-- Try it --
Where a record contains an image, leave the image out and print the rest exactly.

────────

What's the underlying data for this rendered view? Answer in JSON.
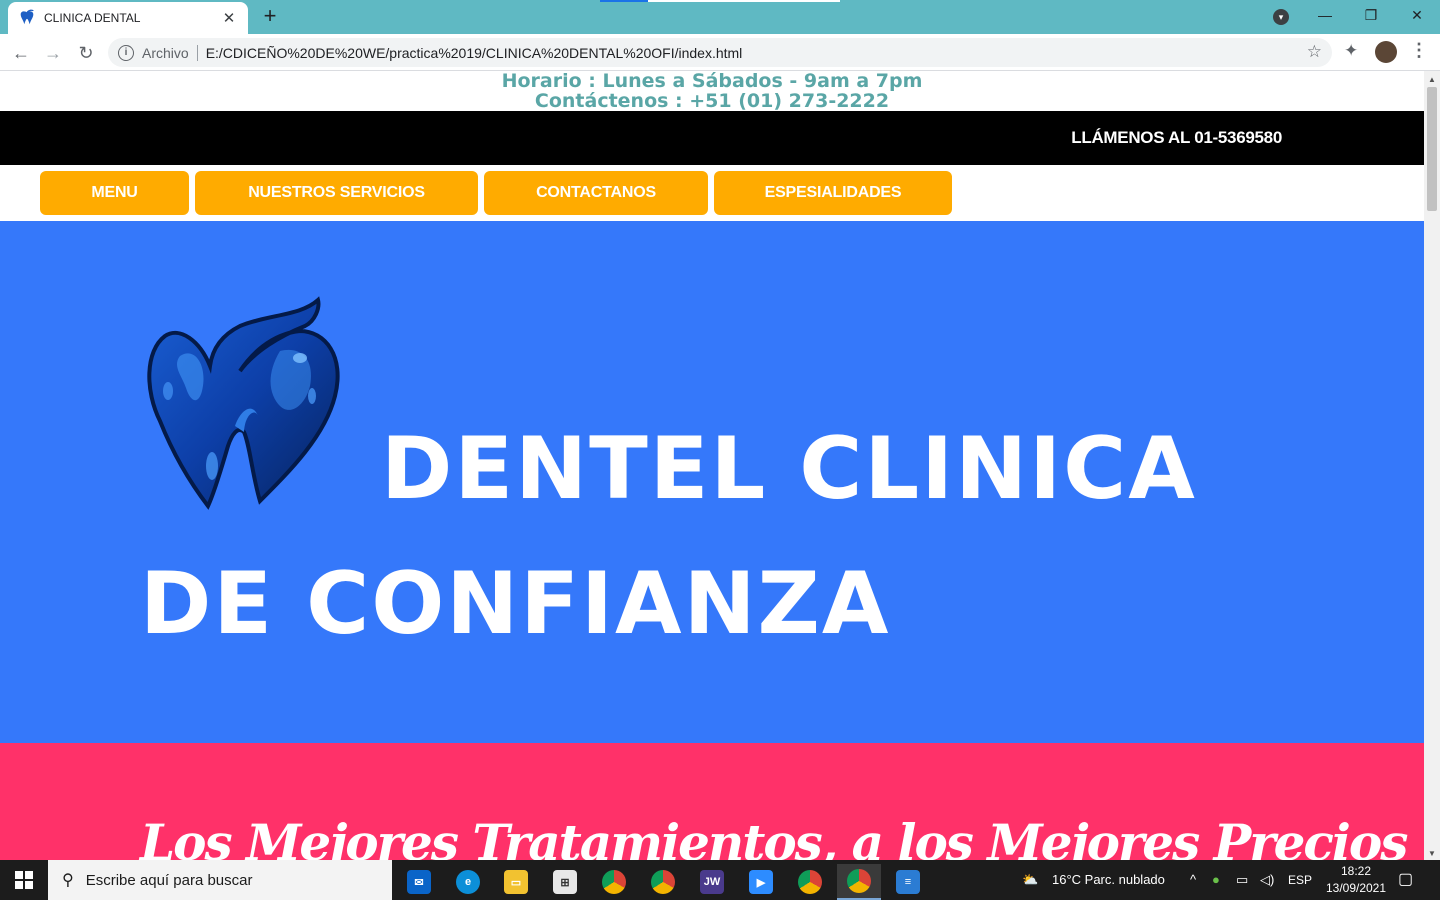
{
  "browser": {
    "tab_title": "CLINICA DENTAL",
    "tab_close": "✕",
    "new_tab": "+",
    "scheme_label": "Archivo",
    "url": "E:/CDICEÑO%20DE%20WE/practica%2019/CLINICA%20DENTAL%20OFI/index.html",
    "window_controls": {
      "minimize": "—",
      "restore": "❐",
      "close": "✕"
    }
  },
  "page": {
    "hours_line": "Horario : Lunes a Sábados - 9am a 7pm",
    "contact_line": "Contáctenos : +51 (01) 273-2222",
    "call_label": "LLÁMENOS AL 01-5369580",
    "menu": [
      {
        "label": "MENU"
      },
      {
        "label": "NUESTROS SERVICIOS"
      },
      {
        "label": "CONTACTANOS"
      },
      {
        "label": "ESPESIALIDADES"
      }
    ],
    "hero_line1": "DENTEL CLINICA",
    "hero_line2": "DE CONFIANZA",
    "promo_text": "Los Mejores Tratamientos, a los Mejores Precios",
    "colors": {
      "header_text": "#5aa6a6",
      "callbar": "#000000",
      "menu_button": "#ffab00",
      "hero_bg": "#3578fa",
      "promo_bg": "#ff3169",
      "tab_strip": "#5fb9c3"
    }
  },
  "taskbar": {
    "search_placeholder": "Escribe aquí para buscar",
    "apps": [
      "mail-icon",
      "edge-icon",
      "file-explorer-icon",
      "store-icon",
      "chrome-icon",
      "chrome-profile-icon",
      "jw-icon",
      "zoom-icon",
      "chrome-icon-2",
      "chrome-icon-3",
      "document-icon"
    ],
    "jw_label": "JW",
    "weather": "16°C  Parc. nublado",
    "language": "ESP",
    "time": "18:22",
    "date": "13/09/2021"
  }
}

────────

-- Result for this exercise --
What's the underlying data for this rendered view? Answer in JSON.
{
  "browser": {
    "tab_title": "CLINICA DENTAL",
    "tab_close": "✕",
    "new_tab": "+",
    "scheme_label": "Archivo",
    "url": "E:/CDICEÑO%20DE%20WE/practica%2019/CLINICA%20DENTAL%20OFI/index.html",
    "window_controls": {
      "minimize": "—",
      "restore": "❐",
      "close": "✕"
    }
  },
  "page": {
    "hours_line": "Horario : Lunes a Sábados - 9am a 7pm",
    "contact_line": "Contáctenos : +51 (01) 273-2222",
    "call_label": "LLÁMENOS AL 01-5369580",
    "menu": [
      {
        "label": "MENU"
      },
      {
        "label": "NUESTROS SERVICIOS"
      },
      {
        "label": "CONTACTANOS"
      },
      {
        "label": "ESPESIALIDADES"
      }
    ],
    "hero_line1": "DENTEL CLINICA",
    "hero_line2": "DE CONFIANZA",
    "promo_text": "Los Mejores Tratamientos, a los Mejores Precios",
    "colors": {
      "header_text": "#5aa6a6",
      "callbar": "#000000",
      "menu_button": "#ffab00",
      "hero_bg": "#3578fa",
      "promo_bg": "#ff3169",
      "tab_strip": "#5fb9c3"
    }
  },
  "taskbar": {
    "search_placeholder": "Escribe aquí para buscar",
    "apps": [
      "mail-icon",
      "edge-icon",
      "file-explorer-icon",
      "store-icon",
      "chrome-icon",
      "chrome-profile-icon",
      "jw-icon",
      "zoom-icon",
      "chrome-icon-2",
      "chrome-icon-3",
      "document-icon"
    ],
    "jw_label": "JW",
    "weather": "16°C  Parc. nublado",
    "language": "ESP",
    "time": "18:22",
    "date": "13/09/2021"
  }
}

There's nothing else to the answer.